A few months later, King was arrested during a sit in in Atlanta. De Kalb County officials kept him in prison because they claimed that the sit in violated his probation. The judge sentenced King to six months’ hard labor at the state prison in Reidsville. King’s asked that the judge not send him to Reidsville immediately because they were preparing a writ of habeas corpus; however, in the middle of the night, officers came in to King’s cell and drove him to Reidsville, 3 hours from De Kalb.
John F. Kennedy was running for president against Richard Nixon in 1960. Kennedy called Coretta expressing his concern and telling her that she if needed anything to let him know. Kennedy, along with his brother Robert, secured King’s release, partly as a political move to help secure the Black vote. Some of his advisers suggested against Kennedy getting involved, but Robert persuaded him to do so. As Coretta writes, “It is my belief that historians are right when they say that his intervention in Martin’s case won the presidency for him.”

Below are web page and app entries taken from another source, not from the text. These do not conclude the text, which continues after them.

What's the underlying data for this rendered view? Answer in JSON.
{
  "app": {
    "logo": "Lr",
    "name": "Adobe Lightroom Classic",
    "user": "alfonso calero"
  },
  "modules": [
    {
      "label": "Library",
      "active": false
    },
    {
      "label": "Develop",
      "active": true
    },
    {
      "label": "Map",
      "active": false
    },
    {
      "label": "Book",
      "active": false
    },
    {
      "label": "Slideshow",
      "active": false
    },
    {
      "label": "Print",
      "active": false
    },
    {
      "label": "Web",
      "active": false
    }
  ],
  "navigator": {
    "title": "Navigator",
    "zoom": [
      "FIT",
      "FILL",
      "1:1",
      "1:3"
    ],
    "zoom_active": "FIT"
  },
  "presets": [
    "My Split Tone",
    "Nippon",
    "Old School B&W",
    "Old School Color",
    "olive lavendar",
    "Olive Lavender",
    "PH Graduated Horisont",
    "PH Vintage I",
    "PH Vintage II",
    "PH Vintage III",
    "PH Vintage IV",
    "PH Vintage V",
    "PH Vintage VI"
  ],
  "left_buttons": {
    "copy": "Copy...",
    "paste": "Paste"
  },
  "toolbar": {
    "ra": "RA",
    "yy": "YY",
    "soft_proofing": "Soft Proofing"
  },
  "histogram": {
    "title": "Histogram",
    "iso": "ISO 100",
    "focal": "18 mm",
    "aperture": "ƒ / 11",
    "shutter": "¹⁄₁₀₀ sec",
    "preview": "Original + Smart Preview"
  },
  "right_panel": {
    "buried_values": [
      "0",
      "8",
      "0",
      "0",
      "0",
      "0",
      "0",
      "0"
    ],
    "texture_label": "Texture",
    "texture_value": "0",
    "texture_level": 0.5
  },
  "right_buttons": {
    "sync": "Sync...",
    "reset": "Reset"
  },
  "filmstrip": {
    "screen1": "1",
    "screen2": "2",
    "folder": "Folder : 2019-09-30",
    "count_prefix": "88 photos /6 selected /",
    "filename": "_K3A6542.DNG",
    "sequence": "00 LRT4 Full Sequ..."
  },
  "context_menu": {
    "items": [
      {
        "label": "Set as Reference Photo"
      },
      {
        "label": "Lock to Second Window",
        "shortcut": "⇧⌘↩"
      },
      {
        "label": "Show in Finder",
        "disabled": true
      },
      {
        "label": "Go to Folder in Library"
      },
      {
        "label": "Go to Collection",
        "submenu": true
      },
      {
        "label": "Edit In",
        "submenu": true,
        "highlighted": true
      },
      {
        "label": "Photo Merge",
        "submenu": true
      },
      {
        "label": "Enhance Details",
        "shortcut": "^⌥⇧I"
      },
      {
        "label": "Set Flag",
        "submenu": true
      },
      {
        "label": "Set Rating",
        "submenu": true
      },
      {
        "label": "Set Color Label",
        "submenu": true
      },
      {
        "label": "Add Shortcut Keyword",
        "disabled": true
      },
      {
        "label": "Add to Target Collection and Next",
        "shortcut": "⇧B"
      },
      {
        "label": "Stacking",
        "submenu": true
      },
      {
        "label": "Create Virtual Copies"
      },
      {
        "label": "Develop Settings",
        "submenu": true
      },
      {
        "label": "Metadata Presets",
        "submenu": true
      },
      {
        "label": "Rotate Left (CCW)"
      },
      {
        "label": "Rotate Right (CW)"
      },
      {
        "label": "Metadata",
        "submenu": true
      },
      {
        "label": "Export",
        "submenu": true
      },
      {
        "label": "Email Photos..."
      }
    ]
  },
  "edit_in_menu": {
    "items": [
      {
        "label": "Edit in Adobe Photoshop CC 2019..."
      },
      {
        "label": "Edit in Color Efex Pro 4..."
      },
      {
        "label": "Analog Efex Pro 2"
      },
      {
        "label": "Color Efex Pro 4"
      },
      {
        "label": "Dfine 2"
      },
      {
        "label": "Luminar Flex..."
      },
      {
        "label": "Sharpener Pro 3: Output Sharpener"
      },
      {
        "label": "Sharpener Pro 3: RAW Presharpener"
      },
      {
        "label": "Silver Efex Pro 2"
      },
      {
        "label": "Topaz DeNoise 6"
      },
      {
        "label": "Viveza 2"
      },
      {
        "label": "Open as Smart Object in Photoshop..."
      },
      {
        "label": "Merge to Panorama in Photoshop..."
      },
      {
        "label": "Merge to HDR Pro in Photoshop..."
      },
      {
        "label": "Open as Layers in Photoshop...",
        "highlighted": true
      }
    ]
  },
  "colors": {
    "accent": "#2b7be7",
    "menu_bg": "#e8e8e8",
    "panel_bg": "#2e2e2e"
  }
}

We remember this part of the story. It gets retold, over and over again when we see documentaries or pieces about King or Kennedy. We remember that the authorities arrested King based on a traffic violation from months before the sit in. What we do not get, though, is the cause for that traffic violation. We do not get that he was pulled over, before the cop even knew who he was, for having Lillian Smith, a white woman and his friend, in the front seat with him. We do not get that he was taking her to the hospital after they ate dinner together. We do not get that the two had a correspondence and relationship. We need that part of the story. We need to see the work that King and Smith did together, the thoughts they shared, the words they wrote to one another. We need their relationship in our memory.
Upon her death in September 1966, King wrote to her family, “We are deeply saddened to learn of the passing of your sister and our dear friend, Lillian Smith. Her writings, her exemplary life and her commitment to people and humanity inspired millions. She was one of the brightest stars in the human firmament. Probably no southerner seared the conscience of white southerners on the question of racial injustice than Lillian Smith. She carved for herself an imperishable niche in the annals of American history.”
What are your thoughts? As usual, let me know in the comments below, and make sure to follow me on Twitter at @silaslapham.
If you enjoy what you read here at Interminable Rambling, think about making a contribution on our Patreon page.